TASK BRIEF: Quote all of the data below exactly, please.

Records drawn from a dataset:

• • • • •

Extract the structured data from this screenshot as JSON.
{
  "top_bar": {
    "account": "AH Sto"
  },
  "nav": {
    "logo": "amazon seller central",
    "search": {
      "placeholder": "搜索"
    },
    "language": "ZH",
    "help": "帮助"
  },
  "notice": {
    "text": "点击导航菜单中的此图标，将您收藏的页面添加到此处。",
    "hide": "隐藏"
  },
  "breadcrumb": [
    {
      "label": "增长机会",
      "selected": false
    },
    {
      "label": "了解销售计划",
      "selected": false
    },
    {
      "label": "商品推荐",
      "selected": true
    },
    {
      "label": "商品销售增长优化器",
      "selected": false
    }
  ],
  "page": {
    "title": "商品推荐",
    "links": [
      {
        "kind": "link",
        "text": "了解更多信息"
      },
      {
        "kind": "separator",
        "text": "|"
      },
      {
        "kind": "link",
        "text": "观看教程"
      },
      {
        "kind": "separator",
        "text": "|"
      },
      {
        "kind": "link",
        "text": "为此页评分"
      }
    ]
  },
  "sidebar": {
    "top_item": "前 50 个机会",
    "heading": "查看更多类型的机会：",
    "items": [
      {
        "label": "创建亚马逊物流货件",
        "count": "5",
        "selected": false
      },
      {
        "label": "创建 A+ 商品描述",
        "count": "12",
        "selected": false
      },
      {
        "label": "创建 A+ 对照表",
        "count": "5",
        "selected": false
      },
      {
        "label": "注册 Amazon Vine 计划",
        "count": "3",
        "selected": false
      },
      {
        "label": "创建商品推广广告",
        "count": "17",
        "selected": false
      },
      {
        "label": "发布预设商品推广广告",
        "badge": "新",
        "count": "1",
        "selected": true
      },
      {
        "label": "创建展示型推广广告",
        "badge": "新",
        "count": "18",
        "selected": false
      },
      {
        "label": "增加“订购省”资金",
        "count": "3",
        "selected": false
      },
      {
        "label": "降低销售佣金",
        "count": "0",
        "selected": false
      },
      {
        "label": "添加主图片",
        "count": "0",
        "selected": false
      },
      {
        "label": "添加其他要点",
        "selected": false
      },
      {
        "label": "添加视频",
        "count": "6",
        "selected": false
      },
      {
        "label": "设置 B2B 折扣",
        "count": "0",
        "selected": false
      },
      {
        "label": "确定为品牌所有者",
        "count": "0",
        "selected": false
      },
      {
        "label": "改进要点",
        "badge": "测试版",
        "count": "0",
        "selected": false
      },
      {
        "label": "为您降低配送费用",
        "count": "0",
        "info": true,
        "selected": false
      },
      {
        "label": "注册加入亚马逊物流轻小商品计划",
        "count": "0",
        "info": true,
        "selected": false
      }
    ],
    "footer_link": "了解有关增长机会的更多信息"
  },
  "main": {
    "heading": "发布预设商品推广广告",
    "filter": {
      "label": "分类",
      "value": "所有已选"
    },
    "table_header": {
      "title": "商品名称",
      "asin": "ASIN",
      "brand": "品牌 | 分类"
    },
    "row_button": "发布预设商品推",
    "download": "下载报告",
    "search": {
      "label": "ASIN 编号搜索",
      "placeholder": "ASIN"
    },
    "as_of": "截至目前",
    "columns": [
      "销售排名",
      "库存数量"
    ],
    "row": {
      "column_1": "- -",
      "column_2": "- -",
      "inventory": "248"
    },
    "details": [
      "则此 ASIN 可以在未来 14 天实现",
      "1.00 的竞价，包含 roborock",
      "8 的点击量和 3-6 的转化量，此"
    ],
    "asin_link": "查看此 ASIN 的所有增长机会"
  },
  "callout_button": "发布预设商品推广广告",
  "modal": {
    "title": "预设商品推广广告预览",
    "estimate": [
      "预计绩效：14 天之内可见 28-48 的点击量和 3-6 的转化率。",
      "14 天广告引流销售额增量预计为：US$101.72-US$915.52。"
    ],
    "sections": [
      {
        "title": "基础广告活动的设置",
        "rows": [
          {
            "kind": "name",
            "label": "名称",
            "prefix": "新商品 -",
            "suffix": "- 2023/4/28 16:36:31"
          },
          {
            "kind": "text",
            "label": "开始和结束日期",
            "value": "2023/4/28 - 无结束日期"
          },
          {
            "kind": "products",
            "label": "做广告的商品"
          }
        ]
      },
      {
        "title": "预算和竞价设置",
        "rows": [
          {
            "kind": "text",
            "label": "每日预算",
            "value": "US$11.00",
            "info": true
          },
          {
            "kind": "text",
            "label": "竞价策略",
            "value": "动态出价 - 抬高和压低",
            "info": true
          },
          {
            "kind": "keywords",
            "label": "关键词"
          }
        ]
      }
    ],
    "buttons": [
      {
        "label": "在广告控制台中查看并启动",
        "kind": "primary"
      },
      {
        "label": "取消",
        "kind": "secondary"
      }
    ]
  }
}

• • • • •

FINISHED TASK:
Extract the structured data from this screenshot as JSON.
{
  "top_bar": {
    "account": "AH Sto"
  },
  "nav": {
    "logo": "amazon seller central",
    "search": {
      "placeholder": "搜索"
    },
    "language": "ZH",
    "help": "帮助"
  },
  "notice": {
    "text": "点击导航菜单中的此图标，将您收藏的页面添加到此处。",
    "hide": "隐藏"
  },
  "breadcrumb": [
    {
      "label": "增长机会",
      "selected": false
    },
    {
      "label": "了解销售计划",
      "selected": false
    },
    {
      "label": "商品推荐",
      "selected": true
    },
    {
      "label": "商品销售增长优化器",
      "selected": false
    }
  ],
  "page": {
    "title": "商品推荐",
    "links": [
      {
        "kind": "link",
        "text": "了解更多信息"
      },
      {
        "kind": "separator",
        "text": "|"
      },
      {
        "kind": "link",
        "text": "观看教程"
      },
      {
        "kind": "separator",
        "text": "|"
      },
      {
        "kind": "link",
        "text": "为此页评分"
      }
    ]
  },
  "sidebar": {
    "top_item": "前 50 个机会",
    "heading": "查看更多类型的机会：",
    "items": [
      {
        "label": "创建亚马逊物流货件",
        "count": "5",
        "selected": false
      },
      {
        "label": "创建 A+ 商品描述",
        "count": "12",
        "selected": false
      },
      {
        "label": "创建 A+ 对照表",
        "count": "5",
        "selected": false
      },
      {
        "label": "注册 Amazon Vine 计划",
        "count": "3",
        "selected": false
      },
      {
        "label": "创建商品推广广告",
        "count": "17",
        "selected": false
      },
      {
        "label": "发布预设商品推广广告",
        "badge": "新",
        "count": "1",
        "selected": true
      },
      {
        "label": "创建展示型推广广告",
        "badge": "新",
        "count": "18",
        "selected": false
      },
      {
        "label": "增加“订购省”资金",
        "count": "3",
        "selected": false
      },
      {
        "label": "降低销售佣金",
        "count": "0",
        "selected": false
      },
      {
        "label": "添加主图片",
        "count": "0",
        "selected": false
      },
      {
        "label": "添加其他要点",
        "selected": false
      },
      {
        "label": "添加视频",
        "count": "6",
        "selected": false
      },
      {
        "label": "设置 B2B 折扣",
        "count": "0",
        "selected": false
      },
      {
        "label": "确定为品牌所有者",
        "count": "0",
        "selected": false
      },
      {
        "label": "改进要点",
        "badge": "测试版",
        "count": "0",
        "selected": false
      },
      {
        "label": "为您降低配送费用",
        "count": "0",
        "info": true,
        "selected": false
      },
      {
        "label": "注册加入亚马逊物流轻小商品计划",
        "count": "0",
        "info": true,
        "selected": false
      }
    ],
    "footer_link": "了解有关增长机会的更多信息"
  },
  "main": {
    "heading": "发布预设商品推广广告",
    "filter": {
      "label": "分类",
      "value": "所有已选"
    },
    "table_header": {
      "title": "商品名称",
      "asin": "ASIN",
      "brand": "品牌 | 分类"
    },
    "row_button": "发布预设商品推",
    "download": "下载报告",
    "search": {
      "label": "ASIN 编号搜索",
      "placeholder": "ASIN"
    },
    "as_of": "截至目前",
    "columns": [
      "销售排名",
      "库存数量"
    ],
    "row": {
      "column_1": "- -",
      "column_2": "- -",
      "inventory": "248"
    },
    "details": [
      "则此 ASIN 可以在未来 14 天实现",
      "1.00 的竞价，包含 roborock",
      "8 的点击量和 3-6 的转化量，此"
    ],
    "asin_link": "查看此 ASIN 的所有增长机会"
  },
  "callout_button": "发布预设商品推广广告",
  "modal": {
    "title": "预设商品推广广告预览",
    "estimate": [
      "预计绩效：14 天之内可见 28-48 的点击量和 3-6 的转化率。",
      "14 天广告引流销售额增量预计为：US$101.72-US$915.52。"
    ],
    "sections": [
      {
        "title": "基础广告活动的设置",
        "rows": [
          {
            "kind": "name",
            "label": "名称",
            "prefix": "新商品 -",
            "suffix": "- 2023/4/28 16:36:31"
          },
          {
            "kind": "text",
            "label": "开始和结束日期",
            "value": "2023/4/28 - 无结束日期"
          },
          {
            "kind": "products",
            "label": "做广告的商品"
          }
        ]
      },
      {
        "title": "预算和竞价设置",
        "rows": [
          {
            "kind": "text",
            "label": "每日预算",
            "value": "US$11.00",
            "info": true
          },
          {
            "kind": "text",
            "label": "竞价策略",
            "value": "动态出价 - 抬高和压低",
            "info": true
          },
          {
            "kind": "keywords",
            "label": "关键词"
          }
        ]
      }
    ],
    "buttons": [
      {
        "label": "在广告控制台中查看并启动",
        "kind": "primary"
      },
      {
        "label": "取消",
        "kind": "secondary"
      }
    ]
  }
}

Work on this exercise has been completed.